- What this task involves:
The records are to be repeated in full. Every line must match.

- Given records:
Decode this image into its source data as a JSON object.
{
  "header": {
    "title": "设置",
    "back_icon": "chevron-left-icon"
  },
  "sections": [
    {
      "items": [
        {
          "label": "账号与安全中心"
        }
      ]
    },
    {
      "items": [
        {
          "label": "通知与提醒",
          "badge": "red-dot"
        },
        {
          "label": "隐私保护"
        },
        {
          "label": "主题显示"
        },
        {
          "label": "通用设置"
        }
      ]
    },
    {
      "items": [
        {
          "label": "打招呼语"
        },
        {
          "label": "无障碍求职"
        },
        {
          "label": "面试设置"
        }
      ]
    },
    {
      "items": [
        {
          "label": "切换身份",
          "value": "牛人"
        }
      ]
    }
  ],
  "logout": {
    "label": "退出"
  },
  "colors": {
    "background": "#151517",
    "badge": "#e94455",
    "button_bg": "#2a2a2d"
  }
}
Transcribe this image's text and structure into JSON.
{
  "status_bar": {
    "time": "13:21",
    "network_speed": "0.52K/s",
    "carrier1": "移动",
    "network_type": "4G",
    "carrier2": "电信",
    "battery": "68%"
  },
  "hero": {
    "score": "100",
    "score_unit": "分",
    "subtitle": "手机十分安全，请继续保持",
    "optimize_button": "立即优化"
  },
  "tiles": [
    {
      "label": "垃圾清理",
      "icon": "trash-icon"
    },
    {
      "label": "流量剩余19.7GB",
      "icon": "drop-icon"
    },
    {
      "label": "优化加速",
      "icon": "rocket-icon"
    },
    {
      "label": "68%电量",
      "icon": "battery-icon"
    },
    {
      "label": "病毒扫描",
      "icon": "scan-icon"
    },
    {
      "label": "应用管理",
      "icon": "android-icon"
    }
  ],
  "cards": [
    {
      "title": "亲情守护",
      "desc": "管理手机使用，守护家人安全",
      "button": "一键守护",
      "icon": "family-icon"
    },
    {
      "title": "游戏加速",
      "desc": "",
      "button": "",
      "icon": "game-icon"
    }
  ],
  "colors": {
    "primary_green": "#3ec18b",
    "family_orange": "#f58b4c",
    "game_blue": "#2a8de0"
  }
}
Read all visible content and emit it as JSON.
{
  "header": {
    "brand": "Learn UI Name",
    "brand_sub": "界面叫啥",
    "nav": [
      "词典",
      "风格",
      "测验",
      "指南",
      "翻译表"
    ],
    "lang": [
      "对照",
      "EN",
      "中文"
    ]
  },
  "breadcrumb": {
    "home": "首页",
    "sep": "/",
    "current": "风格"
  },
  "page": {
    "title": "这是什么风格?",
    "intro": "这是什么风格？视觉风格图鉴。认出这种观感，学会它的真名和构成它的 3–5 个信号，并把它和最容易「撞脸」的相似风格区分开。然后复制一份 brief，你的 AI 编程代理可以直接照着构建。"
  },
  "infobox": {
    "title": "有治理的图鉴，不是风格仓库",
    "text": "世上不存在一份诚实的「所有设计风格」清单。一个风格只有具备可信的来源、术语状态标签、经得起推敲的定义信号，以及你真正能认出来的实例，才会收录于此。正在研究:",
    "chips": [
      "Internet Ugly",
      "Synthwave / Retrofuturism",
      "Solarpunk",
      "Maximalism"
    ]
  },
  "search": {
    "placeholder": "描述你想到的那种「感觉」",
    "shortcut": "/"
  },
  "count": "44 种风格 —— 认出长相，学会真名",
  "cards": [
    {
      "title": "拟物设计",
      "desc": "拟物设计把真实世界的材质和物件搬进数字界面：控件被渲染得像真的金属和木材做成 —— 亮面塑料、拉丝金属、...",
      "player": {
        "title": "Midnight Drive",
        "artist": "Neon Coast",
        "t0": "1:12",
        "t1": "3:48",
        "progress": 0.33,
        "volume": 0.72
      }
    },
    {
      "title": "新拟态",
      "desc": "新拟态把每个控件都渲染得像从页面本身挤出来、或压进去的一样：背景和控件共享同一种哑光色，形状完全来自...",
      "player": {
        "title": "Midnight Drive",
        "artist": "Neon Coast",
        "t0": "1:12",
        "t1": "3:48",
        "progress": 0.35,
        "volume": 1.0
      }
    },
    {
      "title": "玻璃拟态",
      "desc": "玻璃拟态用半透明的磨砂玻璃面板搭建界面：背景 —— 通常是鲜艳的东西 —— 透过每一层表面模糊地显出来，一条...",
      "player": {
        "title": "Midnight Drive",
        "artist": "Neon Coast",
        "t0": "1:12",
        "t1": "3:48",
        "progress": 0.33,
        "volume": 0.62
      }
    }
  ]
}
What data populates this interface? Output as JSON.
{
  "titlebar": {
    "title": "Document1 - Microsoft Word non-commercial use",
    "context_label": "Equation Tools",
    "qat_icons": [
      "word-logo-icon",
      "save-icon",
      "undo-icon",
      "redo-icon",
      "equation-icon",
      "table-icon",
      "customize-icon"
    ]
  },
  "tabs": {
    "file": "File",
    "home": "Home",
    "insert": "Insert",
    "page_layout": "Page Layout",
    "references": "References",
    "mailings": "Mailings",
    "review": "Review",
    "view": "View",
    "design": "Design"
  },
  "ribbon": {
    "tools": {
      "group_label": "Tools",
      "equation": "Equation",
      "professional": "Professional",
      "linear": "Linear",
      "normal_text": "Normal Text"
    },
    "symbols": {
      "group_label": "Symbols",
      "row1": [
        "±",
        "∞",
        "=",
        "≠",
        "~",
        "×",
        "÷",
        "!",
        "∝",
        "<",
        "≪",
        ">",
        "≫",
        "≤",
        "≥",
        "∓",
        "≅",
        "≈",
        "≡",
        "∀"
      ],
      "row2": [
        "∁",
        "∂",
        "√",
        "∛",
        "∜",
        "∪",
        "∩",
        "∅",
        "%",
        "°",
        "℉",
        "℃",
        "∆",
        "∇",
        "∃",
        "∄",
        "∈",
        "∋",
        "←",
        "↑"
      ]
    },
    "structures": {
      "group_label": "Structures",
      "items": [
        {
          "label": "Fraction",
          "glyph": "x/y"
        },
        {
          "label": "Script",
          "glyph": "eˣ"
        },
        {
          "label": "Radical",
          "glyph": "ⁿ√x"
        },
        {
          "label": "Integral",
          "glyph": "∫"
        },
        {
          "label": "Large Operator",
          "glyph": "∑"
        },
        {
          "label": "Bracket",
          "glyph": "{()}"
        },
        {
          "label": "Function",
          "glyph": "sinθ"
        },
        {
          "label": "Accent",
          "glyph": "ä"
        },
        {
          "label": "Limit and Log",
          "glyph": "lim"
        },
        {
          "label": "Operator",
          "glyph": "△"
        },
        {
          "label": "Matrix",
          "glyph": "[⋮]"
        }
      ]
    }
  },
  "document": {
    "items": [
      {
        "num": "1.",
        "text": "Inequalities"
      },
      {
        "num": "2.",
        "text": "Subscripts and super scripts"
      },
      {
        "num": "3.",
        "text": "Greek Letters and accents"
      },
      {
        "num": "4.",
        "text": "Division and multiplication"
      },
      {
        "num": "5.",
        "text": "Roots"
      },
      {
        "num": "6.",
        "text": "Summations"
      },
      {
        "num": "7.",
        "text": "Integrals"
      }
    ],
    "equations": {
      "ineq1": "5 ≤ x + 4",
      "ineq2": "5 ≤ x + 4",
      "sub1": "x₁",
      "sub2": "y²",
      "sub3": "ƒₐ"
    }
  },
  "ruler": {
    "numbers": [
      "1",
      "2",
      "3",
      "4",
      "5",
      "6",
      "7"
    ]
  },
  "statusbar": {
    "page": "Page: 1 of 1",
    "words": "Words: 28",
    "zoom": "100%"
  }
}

- Answer to this task:
Decode this image into its source data as a JSON object.
{
  "header": {
    "title": "设置",
    "back_icon": "chevron-left-icon"
  },
  "sections": [
    {
      "items": [
        {
          "label": "账号与安全中心"
        }
      ]
    },
    {
      "items": [
        {
          "label": "通知与提醒",
          "badge": "red-dot"
        },
        {
          "label": "隐私保护"
        },
        {
          "label": "主题显示"
        },
        {
          "label": "通用设置"
        }
      ]
    },
    {
      "items": [
        {
          "label": "打招呼语"
        },
        {
          "label": "无障碍求职"
        },
        {
          "label": "面试设置"
        }
      ]
    },
    {
      "items": [
        {
          "label": "切换身份",
          "value": "牛人"
        }
      ]
    }
  ],
  "logout": {
    "label": "退出"
  },
  "colors": {
    "background": "#151517",
    "badge": "#e94455",
    "button_bg": "#2a2a2d"
  }
}
Transcribe this image's text and structure into JSON.
{
  "status_bar": {
    "time": "13:21",
    "network_speed": "0.52K/s",
    "carrier1": "移动",
    "network_type": "4G",
    "carrier2": "电信",
    "battery": "68%"
  },
  "hero": {
    "score": "100",
    "score_unit": "分",
    "subtitle": "手机十分安全，请继续保持",
    "optimize_button": "立即优化"
  },
  "tiles": [
    {
      "label": "垃圾清理",
      "icon": "trash-icon"
    },
    {
      "label": "流量剩余19.7GB",
      "icon": "drop-icon"
    },
    {
      "label": "优化加速",
      "icon": "rocket-icon"
    },
    {
      "label": "68%电量",
      "icon": "battery-icon"
    },
    {
      "label": "病毒扫描",
      "icon": "scan-icon"
    },
    {
      "label": "应用管理",
      "icon": "android-icon"
    }
  ],
  "cards": [
    {
      "title": "亲情守护",
      "desc": "管理手机使用，守护家人安全",
      "button": "一键守护",
      "icon": "family-icon"
    },
    {
      "title": "游戏加速",
      "desc": "",
      "button": "",
      "icon": "game-icon"
    }
  ],
  "colors": {
    "primary_green": "#3ec18b",
    "family_orange": "#f58b4c",
    "game_blue": "#2a8de0"
  }
}
Read all visible content and emit it as JSON.
{
  "header": {
    "brand": "Learn UI Name",
    "brand_sub": "界面叫啥",
    "nav": [
      "词典",
      "风格",
      "测验",
      "指南",
      "翻译表"
    ],
    "lang": [
      "对照",
      "EN",
      "中文"
    ]
  },
  "breadcrumb": {
    "home": "首页",
    "sep": "/",
    "current": "风格"
  },
  "page": {
    "title": "这是什么风格?",
    "intro": "这是什么风格？视觉风格图鉴。认出这种观感，学会它的真名和构成它的 3–5 个信号，并把它和最容易「撞脸」的相似风格区分开。然后复制一份 brief，你的 AI 编程代理可以直接照着构建。"
  },
  "infobox": {
    "title": "有治理的图鉴，不是风格仓库",
    "text": "世上不存在一份诚实的「所有设计风格」清单。一个风格只有具备可信的来源、术语状态标签、经得起推敲的定义信号，以及你真正能认出来的实例，才会收录于此。正在研究:",
    "chips": [
      "Internet Ugly",
      "Synthwave / Retrofuturism",
      "Solarpunk",
      "Maximalism"
    ]
  },
  "search": {
    "placeholder": "描述你想到的那种「感觉」",
    "shortcut": "/"
  },
  "count": "44 种风格 —— 认出长相，学会真名",
  "cards": [
    {
      "title": "拟物设计",
      "desc": "拟物设计把真实世界的材质和物件搬进数字界面：控件被渲染得像真的金属和木材做成 —— 亮面塑料、拉丝金属、...",
      "player": {
        "title": "Midnight Drive",
        "artist": "Neon Coast",
        "t0": "1:12",
        "t1": "3:48",
        "progress": 0.33,
        "volume": 0.72
      }
    },
    {
      "title": "新拟态",
      "desc": "新拟态把每个控件都渲染得像从页面本身挤出来、或压进去的一样：背景和控件共享同一种哑光色，形状完全来自...",
      "player": {
        "title": "Midnight Drive",
        "artist": "Neon Coast",
        "t0": "1:12",
        "t1": "3:48",
        "progress": 0.35,
        "volume": 1.0
      }
    },
    {
      "title": "玻璃拟态",
      "desc": "玻璃拟态用半透明的磨砂玻璃面板搭建界面：背景 —— 通常是鲜艳的东西 —— 透过每一层表面模糊地显出来，一条...",
      "player": {
        "title": "Midnight Drive",
        "artist": "Neon Coast",
        "t0": "1:12",
        "t1": "3:48",
        "progress": 0.33,
        "volume": 0.62
      }
    }
  ]
}
What data populates this interface? Output as JSON.
{
  "titlebar": {
    "title": "Document1 - Microsoft Word non-commercial use",
    "context_label": "Equation Tools",
    "qat_icons": [
      "word-logo-icon",
      "save-icon",
      "undo-icon",
      "redo-icon",
      "equation-icon",
      "table-icon",
      "customize-icon"
    ]
  },
  "tabs": {
    "file": "File",
    "home": "Home",
    "insert": "Insert",
    "page_layout": "Page Layout",
    "references": "References",
    "mailings": "Mailings",
    "review": "Review",
    "view": "View",
    "design": "Design"
  },
  "ribbon": {
    "tools": {
      "group_label": "Tools",
      "equation": "Equation",
      "professional": "Professional",
      "linear": "Linear",
      "normal_text": "Normal Text"
    },
    "symbols": {
      "group_label": "Symbols",
      "row1": [
        "±",
        "∞",
        "=",
        "≠",
        "~",
        "×",
        "÷",
        "!",
        "∝",
        "<",
        "≪",
        ">",
        "≫",
        "≤",
        "≥",
        "∓",
        "≅",
        "≈",
        "≡",
        "∀"
      ],
      "row2": [
        "∁",
        "∂",
        "√",
        "∛",
        "∜",
        "∪",
        "∩",
        "∅",
        "%",
        "°",
        "℉",
        "℃",
        "∆",
        "∇",
        "∃",
        "∄",
        "∈",
        "∋",
        "←",
        "↑"
      ]
    },
    "structures": {
      "group_label": "Structures",
      "items": [
        {
          "label": "Fraction",
          "glyph": "x/y"
        },
        {
          "label": "Script",
          "glyph": "eˣ"
        },
        {
          "label": "Radical",
          "glyph": "ⁿ√x"
        },
        {
          "label": "Integral",
          "glyph": "∫"
        },
        {
          "label": "Large Operator",
          "glyph": "∑"
        },
        {
          "label": "Bracket",
          "glyph": "{()}"
        },
        {
          "label": "Function",
          "glyph": "sinθ"
        },
        {
          "label": "Accent",
          "glyph": "ä"
        },
        {
          "label": "Limit and Log",
          "glyph": "lim"
        },
        {
          "label": "Operator",
          "glyph": "△"
        },
        {
          "label": "Matrix",
          "glyph": "[⋮]"
        }
      ]
    }
  },
  "document": {
    "items": [
      {
        "num": "1.",
        "text": "Inequalities"
      },
      {
        "num": "2.",
        "text": "Subscripts and super scripts"
      },
      {
        "num": "3.",
        "text": "Greek Letters and accents"
      },
      {
        "num": "4.",
        "text": "Division and multiplication"
      },
      {
        "num": "5.",
        "text": "Roots"
      },
      {
        "num": "6.",
        "text": "Summations"
      },
      {
        "num": "7.",
        "text": "Integrals"
      }
    ],
    "equations": {
      "ineq1": "5 ≤ x + 4",
      "ineq2": "5 ≤ x + 4",
      "sub1": "x₁",
      "sub2": "y²",
      "sub3": "ƒₐ"
    }
  },
  "ruler": {
    "numbers": [
      "1",
      "2",
      "3",
      "4",
      "5",
      "6",
      "7"
    ]
  },
  "statusbar": {
    "page": "Page: 1 of 1",
    "words": "Words: 28",
    "zoom": "100%"
  }
}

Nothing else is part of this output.